Almost half of Indonesia's 238 million people live in urban areas, and most urban dwellers use on-site sanitation systems. Government policy recognizes the need for effective septage management systems but most existing septage treatment facilities are operating sub-optimally and less than 4 per cent of the faecal sludge generated is currently treated. This paper outlines the findings of field investigations of septage management in four cities undertaken by the World Bank's Water and Sanitation Program (WSP) as part of technical assistance to the Indonesian government. It summarizes the current faecal sludge management arrangements in the four cities, focusing particularly on the consequences of low demand for the financial viability of business models. Models based on ‘on-demand’ and scheduled tank desludging are explored in relation to their institutional and financial resource needs. The paper explores options for strengthening management systems and proposes an incremental approach to service improvement.

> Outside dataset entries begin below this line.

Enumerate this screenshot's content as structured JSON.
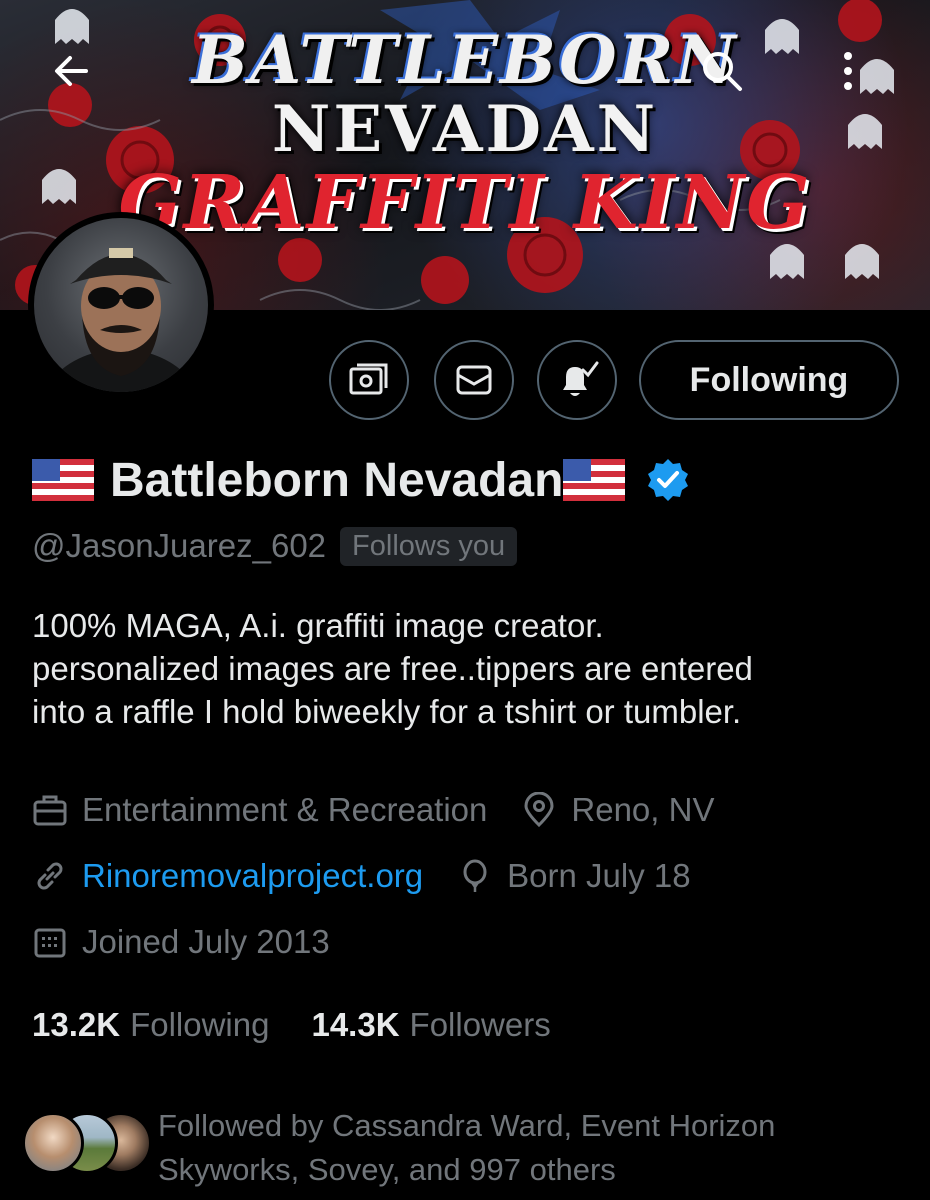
{
  "banner": {
    "line1": "BATTLEBORN",
    "line2": "NEVADAN",
    "line3": "GRAFFITI KING"
  },
  "profile": {
    "display_name": "Battleborn Nevadan",
    "handle": "@JasonJuarez_602",
    "follows_you": "Follows you",
    "verified": true,
    "bio_lines": [
      "100% MAGA, A.i. graffiti image creator.",
      "personalized images are free..tippers are entered",
      "into a raffle I hold biweekly for a tshirt or tumbler."
    ],
    "category": "Entertainment & Recreation",
    "location": "Reno, NV",
    "website": "Rinoremovalproject.org",
    "birthday": "Born July 18",
    "joined": "Joined July 2013"
  },
  "actions": {
    "follow_label": "Following"
  },
  "stats": {
    "following_count": "13.2K",
    "following_label": "Following",
    "followers_count": "14.3K",
    "followers_label": "Followers"
  },
  "followed_by": {
    "line1": "Followed by Cassandra Ward, Event Horizon",
    "line2": "Skyworks, Sovey, and 997 others"
  },
  "colors": {
    "background": "#000000",
    "text_primary": "#e7e9ea",
    "text_secondary": "#71767b",
    "link": "#1d9bf0",
    "verified": "#1d9bf0",
    "border": "#536471"
  },
  "icons": {
    "back": "arrow-left-icon",
    "search": "search-icon",
    "more": "more-vertical-icon",
    "tip": "money-icon",
    "message": "envelope-icon",
    "notifications": "bell-check-icon",
    "category": "briefcase-icon",
    "location": "location-pin-icon",
    "website": "link-icon",
    "birthday": "balloon-icon",
    "joined": "calendar-icon"
  }
}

Across South-east Asia many of the poorest communities live on marginal land or over water. Owing to adverse geographic and climatic conditions in these areas, neither conventional nor most well known ‘alternative’ sanitation options are feasible at affordable prices for poor communities or poor governments. A recent study in the region has started to develop a typology of challenging environments for sanitation as a means to: assess the scale of the challenges; understand the specific issues involved in improving sanitation; identify, develop or improve sanitation technologies to cope with different environments; and to disseminate the results in the study countries, regionally and beyond.